PROVIDED ENTRIES
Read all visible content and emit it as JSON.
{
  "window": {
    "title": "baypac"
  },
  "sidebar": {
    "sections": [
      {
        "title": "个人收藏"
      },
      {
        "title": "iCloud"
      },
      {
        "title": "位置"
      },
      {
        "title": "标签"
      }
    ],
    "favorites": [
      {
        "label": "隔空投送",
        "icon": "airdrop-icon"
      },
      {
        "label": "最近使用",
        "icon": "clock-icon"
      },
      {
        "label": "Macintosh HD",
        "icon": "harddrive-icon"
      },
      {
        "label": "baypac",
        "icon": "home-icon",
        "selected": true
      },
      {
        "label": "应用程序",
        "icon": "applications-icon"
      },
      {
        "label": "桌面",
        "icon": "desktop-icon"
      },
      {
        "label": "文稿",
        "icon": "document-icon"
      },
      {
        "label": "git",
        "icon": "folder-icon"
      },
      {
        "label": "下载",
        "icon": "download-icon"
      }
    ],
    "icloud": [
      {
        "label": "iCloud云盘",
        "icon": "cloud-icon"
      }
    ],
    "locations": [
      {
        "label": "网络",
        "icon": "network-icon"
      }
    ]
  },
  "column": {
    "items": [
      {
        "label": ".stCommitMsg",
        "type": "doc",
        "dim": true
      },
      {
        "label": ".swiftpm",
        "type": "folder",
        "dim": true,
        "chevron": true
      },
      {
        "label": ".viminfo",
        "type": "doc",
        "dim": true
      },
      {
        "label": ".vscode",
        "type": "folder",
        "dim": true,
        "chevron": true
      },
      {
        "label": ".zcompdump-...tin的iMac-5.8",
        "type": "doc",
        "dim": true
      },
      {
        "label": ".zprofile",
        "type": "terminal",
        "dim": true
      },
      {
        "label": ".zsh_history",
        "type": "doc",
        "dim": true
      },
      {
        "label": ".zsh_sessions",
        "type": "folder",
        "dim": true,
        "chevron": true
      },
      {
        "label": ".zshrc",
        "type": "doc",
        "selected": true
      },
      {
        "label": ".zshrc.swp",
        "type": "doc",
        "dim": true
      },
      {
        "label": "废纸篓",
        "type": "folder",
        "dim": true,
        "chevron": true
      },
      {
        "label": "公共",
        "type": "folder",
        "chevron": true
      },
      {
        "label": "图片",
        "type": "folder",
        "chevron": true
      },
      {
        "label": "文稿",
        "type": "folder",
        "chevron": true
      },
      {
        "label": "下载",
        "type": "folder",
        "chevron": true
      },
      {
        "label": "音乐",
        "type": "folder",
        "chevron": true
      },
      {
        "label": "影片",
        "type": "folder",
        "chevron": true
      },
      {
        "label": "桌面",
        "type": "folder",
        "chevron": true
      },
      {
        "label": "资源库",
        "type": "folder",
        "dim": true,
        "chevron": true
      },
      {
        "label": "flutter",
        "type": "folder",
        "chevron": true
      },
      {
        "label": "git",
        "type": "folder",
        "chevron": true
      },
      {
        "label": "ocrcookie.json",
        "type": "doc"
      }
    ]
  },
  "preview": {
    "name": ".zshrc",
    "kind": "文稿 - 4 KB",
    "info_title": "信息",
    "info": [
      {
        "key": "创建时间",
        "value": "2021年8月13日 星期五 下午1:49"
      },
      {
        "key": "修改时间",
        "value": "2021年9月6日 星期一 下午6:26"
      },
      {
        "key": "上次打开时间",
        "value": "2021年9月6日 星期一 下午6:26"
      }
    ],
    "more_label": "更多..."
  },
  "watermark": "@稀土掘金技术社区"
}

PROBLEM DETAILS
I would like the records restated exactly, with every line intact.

RESPONSE
Read all visible content and emit it as JSON.
{
  "window": {
    "title": "baypac"
  },
  "sidebar": {
    "sections": [
      {
        "title": "个人收藏"
      },
      {
        "title": "iCloud"
      },
      {
        "title": "位置"
      },
      {
        "title": "标签"
      }
    ],
    "favorites": [
      {
        "label": "隔空投送",
        "icon": "airdrop-icon"
      },
      {
        "label": "最近使用",
        "icon": "clock-icon"
      },
      {
        "label": "Macintosh HD",
        "icon": "harddrive-icon"
      },
      {
        "label": "baypac",
        "icon": "home-icon",
        "selected": true
      },
      {
        "label": "应用程序",
        "icon": "applications-icon"
      },
      {
        "label": "桌面",
        "icon": "desktop-icon"
      },
      {
        "label": "文稿",
        "icon": "document-icon"
      },
      {
        "label": "git",
        "icon": "folder-icon"
      },
      {
        "label": "下载",
        "icon": "download-icon"
      }
    ],
    "icloud": [
      {
        "label": "iCloud云盘",
        "icon": "cloud-icon"
      }
    ],
    "locations": [
      {
        "label": "网络",
        "icon": "network-icon"
      }
    ]
  },
  "column": {
    "items": [
      {
        "label": ".stCommitMsg",
        "type": "doc",
        "dim": true
      },
      {
        "label": ".swiftpm",
        "type": "folder",
        "dim": true,
        "chevron": true
      },
      {
        "label": ".viminfo",
        "type": "doc",
        "dim": true
      },
      {
        "label": ".vscode",
        "type": "folder",
        "dim": true,
        "chevron": true
      },
      {
        "label": ".zcompdump-...tin的iMac-5.8",
        "type": "doc",
        "dim": true
      },
      {
        "label": ".zprofile",
        "type": "terminal",
        "dim": true
      },
      {
        "label": ".zsh_history",
        "type": "doc",
        "dim": true
      },
      {
        "label": ".zsh_sessions",
        "type": "folder",
        "dim": true,
        "chevron": true
      },
      {
        "label": ".zshrc",
        "type": "doc",
        "selected": true
      },
      {
        "label": ".zshrc.swp",
        "type": "doc",
        "dim": true
      },
      {
        "label": "废纸篓",
        "type": "folder",
        "dim": true,
        "chevron": true
      },
      {
        "label": "公共",
        "type": "folder",
        "chevron": true
      },
      {
        "label": "图片",
        "type": "folder",
        "chevron": true
      },
      {
        "label": "文稿",
        "type": "folder",
        "chevron": true
      },
      {
        "label": "下载",
        "type": "folder",
        "chevron": true
      },
      {
        "label": "音乐",
        "type": "folder",
        "chevron": true
      },
      {
        "label": "影片",
        "type": "folder",
        "chevron": true
      },
      {
        "label": "桌面",
        "type": "folder",
        "chevron": true
      },
      {
        "label": "资源库",
        "type": "folder",
        "dim": true,
        "chevron": true
      },
      {
        "label": "flutter",
        "type": "folder",
        "chevron": true
      },
      {
        "label": "git",
        "type": "folder",
        "chevron": true
      },
      {
        "label": "ocrcookie.json",
        "type": "doc"
      }
    ]
  },
  "preview": {
    "name": ".zshrc",
    "kind": "文稿 - 4 KB",
    "info_title": "信息",
    "info": [
      {
        "key": "创建时间",
        "value": "2021年8月13日 星期五 下午1:49"
      },
      {
        "key": "修改时间",
        "value": "2021年9月6日 星期一 下午6:26"
      },
      {
        "key": "上次打开时间",
        "value": "2021年9月6日 星期一 下午6:26"
      }
    ],
    "more_label": "更多..."
  },
  "watermark": "@稀土掘金技术社区"
}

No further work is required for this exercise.